The second stage only uses one engine. And, unlike the Falcon 1, its second stage uses a Merlin engine, not a Kestrel. The Kestrel doesn't achieve as high a specific impulse (a measure of thrust) as the Merlin. In fact, Musk claims that the Merlin can achieve higher performance than any other gas-generator cycle kerosene engine ever built [source: SpaceX].
Using Merlin engines allows SpaceX to cut costs, which, next to reliability, is a high priority for Musk [source: Foust]. The Falcon 1 has a reusable first stage, but both stages on the Falcon 9 rocket are fully reusable. Another cost-saving technique SpaceX employs on the Falcon 9 is to use much of the same materials for the second stage structure as it does on the first stage structure. Using the same material means, for instance, that it uses the same methods to manufacture and that there's no need to buy new tools [source: SpaceX].
As with Falcon 1, the Falcon 9 also is held down after the engines start to allow SpaceX to verify that the systems are working properly. But the Falcon 9 has another safety feature that distinguishes it from Falcon 1: Kevlar shields on the engines that protect them from damaging debris.

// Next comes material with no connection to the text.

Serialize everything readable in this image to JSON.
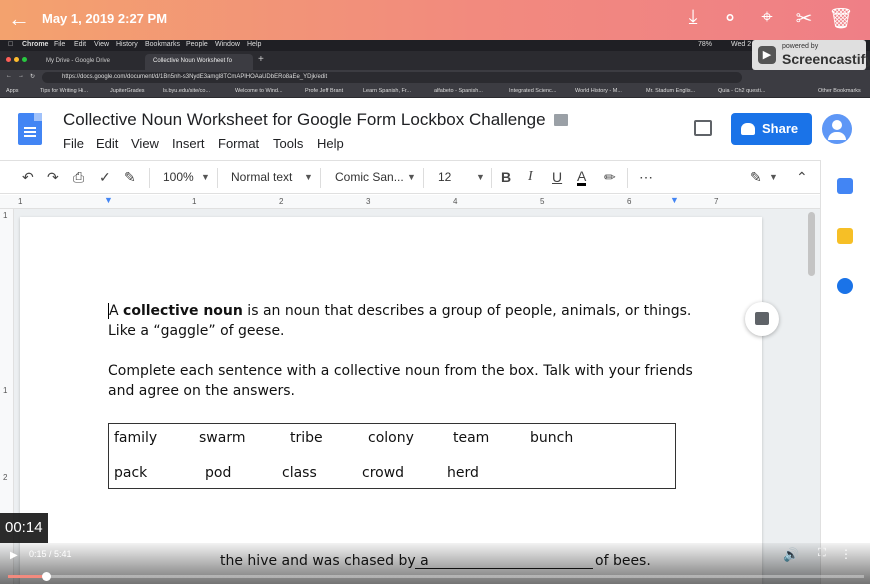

SpaceX has also started to build a structure it calls the Falcon 9 Heavy. As the name indicates, it's a larger structure than the normal Falcon 9. It's larger so that it can carry heavy payloads into space. The Falcon 9 Heavy is simply a Falcon 9 with two more Falcon 9 stages strapped on either side of it. Each of the strapped-on rockets has nine engines. These extra 18 engines work together as boosters to accommodate a heavy payload. SpaceX hopes to have this structure up and running by 2010.
So far we've only been talking about the launching vehicles, but for SpaceX to send humans into space, it will need the Dragon, which we'll talk about next.